Exposure to the IPCC special report on 1.5°C global warming is linked to perceived threat and increased concern about climate change
This article investigates the influence of exposure to the IPCC special report on 1.5°C global warming on climate change attitudes. Among a nationally representative sample of the Norwegian public, we found that exposure to the report is associated with greater perceived threat from climate change and increased climate change concern. However, this association was modestly moderated by political orientation. Exposure to the report had a weaker association with perceived threat and climate change concern among politically right-leaning individuals, compared with their left-leaning counterparts, and there was no association between exposure to the report and climate change concern among individuals who self-identified as being on the far-right end of the political spectrum. We conclude that, despite the commonly observed tendency for biased assimilation of climate change information and polarisation of opinion among the public, scientific communication regarding climate risks may still have a viable role to play in promoting climate change engagement and action.
The file attached to this record is the author's final peer reviewed version. The Publisher's final version can be found by following the DOI link.
Citation : Ogunbode, C.A., Doran, R., Bohm, G. (2020) Exposure to the IPCC special report on 1.5°C global warming is linked to perceived threat and increased concern about climate change. Climatic Change 158, pp. 361-375

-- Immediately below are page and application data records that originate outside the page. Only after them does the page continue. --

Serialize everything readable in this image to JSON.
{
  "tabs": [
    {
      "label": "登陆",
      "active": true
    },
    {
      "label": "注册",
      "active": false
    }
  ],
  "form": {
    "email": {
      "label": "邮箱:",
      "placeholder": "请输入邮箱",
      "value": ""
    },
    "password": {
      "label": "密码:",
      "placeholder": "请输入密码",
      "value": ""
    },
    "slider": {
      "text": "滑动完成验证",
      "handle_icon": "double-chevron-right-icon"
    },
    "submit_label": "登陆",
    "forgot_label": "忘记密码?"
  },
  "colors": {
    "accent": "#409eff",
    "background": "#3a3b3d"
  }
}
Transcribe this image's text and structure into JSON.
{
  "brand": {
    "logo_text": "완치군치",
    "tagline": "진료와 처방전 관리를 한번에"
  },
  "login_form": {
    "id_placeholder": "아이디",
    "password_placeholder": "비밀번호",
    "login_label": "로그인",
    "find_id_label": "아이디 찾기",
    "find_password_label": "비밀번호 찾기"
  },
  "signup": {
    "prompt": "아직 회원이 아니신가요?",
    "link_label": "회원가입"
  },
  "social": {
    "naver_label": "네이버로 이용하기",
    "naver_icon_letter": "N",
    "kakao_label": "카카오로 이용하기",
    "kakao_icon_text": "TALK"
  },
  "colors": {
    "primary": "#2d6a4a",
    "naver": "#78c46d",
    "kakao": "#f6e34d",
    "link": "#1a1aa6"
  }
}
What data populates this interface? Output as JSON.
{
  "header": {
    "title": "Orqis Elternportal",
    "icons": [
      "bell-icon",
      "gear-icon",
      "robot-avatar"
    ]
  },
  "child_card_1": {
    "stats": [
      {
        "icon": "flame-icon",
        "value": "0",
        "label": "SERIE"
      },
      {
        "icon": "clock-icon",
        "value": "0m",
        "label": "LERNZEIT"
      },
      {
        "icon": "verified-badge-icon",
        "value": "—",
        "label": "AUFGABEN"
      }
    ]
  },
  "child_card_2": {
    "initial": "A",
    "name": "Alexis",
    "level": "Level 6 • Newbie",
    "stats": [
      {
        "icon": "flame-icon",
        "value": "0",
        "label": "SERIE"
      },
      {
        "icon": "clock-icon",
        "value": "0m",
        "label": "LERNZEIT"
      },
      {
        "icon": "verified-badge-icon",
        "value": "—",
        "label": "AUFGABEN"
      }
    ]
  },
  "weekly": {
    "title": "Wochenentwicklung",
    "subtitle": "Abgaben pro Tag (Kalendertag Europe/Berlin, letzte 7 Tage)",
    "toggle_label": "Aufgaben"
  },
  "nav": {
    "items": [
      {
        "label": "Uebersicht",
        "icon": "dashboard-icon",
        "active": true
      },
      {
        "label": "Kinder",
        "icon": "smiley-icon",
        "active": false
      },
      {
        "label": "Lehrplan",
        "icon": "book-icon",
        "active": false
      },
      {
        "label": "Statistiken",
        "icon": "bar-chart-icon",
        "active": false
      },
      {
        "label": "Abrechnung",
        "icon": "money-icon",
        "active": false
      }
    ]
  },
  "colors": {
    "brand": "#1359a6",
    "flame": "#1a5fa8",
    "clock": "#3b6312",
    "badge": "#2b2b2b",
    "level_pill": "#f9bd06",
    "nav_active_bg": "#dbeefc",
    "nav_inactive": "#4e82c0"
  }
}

ISSN : 0165-0009
Research Institute : Institute for Psychological Science
Peer Reviewed : Yes